(Beginning of RECORDS FOR THE EXERCISE)
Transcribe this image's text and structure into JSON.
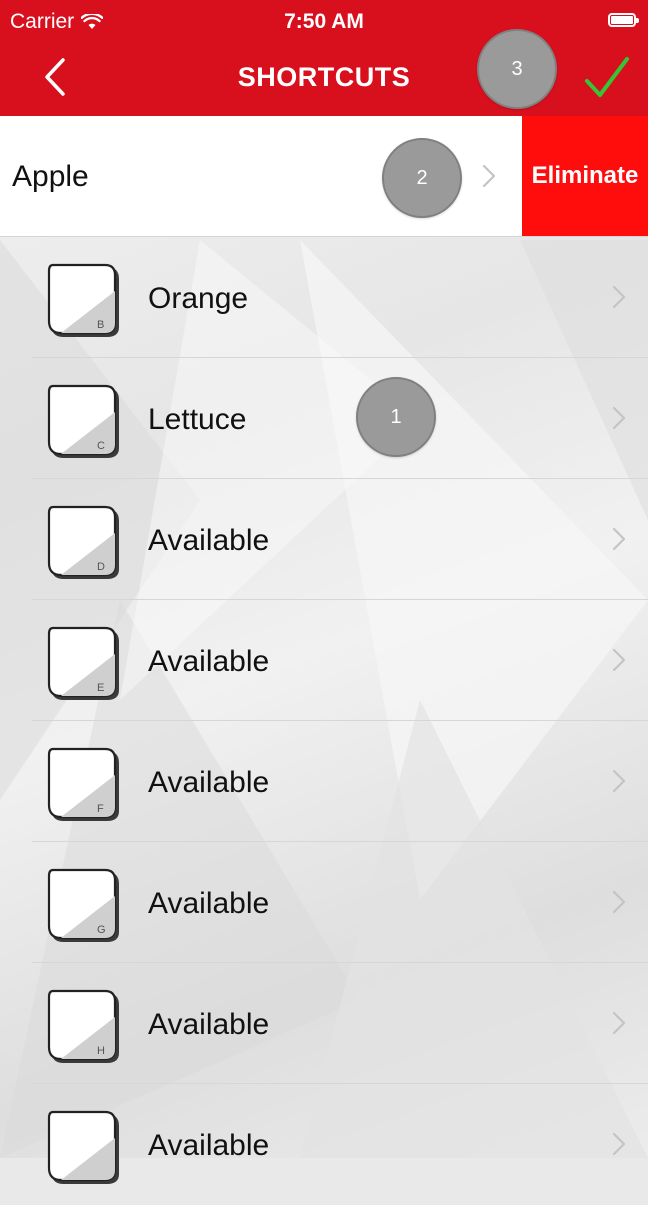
{
  "status_bar": {
    "carrier": "Carrier",
    "time": "7:50 AM"
  },
  "nav": {
    "title": "SHORTCUTS",
    "back_icon": "chevron-left-icon",
    "confirm_icon": "checkmark-icon"
  },
  "swiped_row": {
    "label": "Apple",
    "action_label": "Eliminate"
  },
  "markers": [
    "1",
    "2",
    "3"
  ],
  "rows": [
    {
      "key": "B",
      "label": "Orange"
    },
    {
      "key": "C",
      "label": "Lettuce"
    },
    {
      "key": "D",
      "label": "Available"
    },
    {
      "key": "E",
      "label": "Available"
    },
    {
      "key": "F",
      "label": "Available"
    },
    {
      "key": "G",
      "label": "Available"
    },
    {
      "key": "H",
      "label": "Available"
    },
    {
      "key": "",
      "label": "Available"
    }
  ],
  "colors": {
    "nav_red": "#d8101e",
    "eliminate_red": "#ff0d0d",
    "check_green": "#35c535",
    "marker_gray": "#9a9a9a"
  }
}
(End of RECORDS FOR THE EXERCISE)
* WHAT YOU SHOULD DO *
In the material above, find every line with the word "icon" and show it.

* ANSWER TO THE EXERCISE *
    "back_icon": "chevron-left-icon",
    "confirm_icon": "checkmark-icon"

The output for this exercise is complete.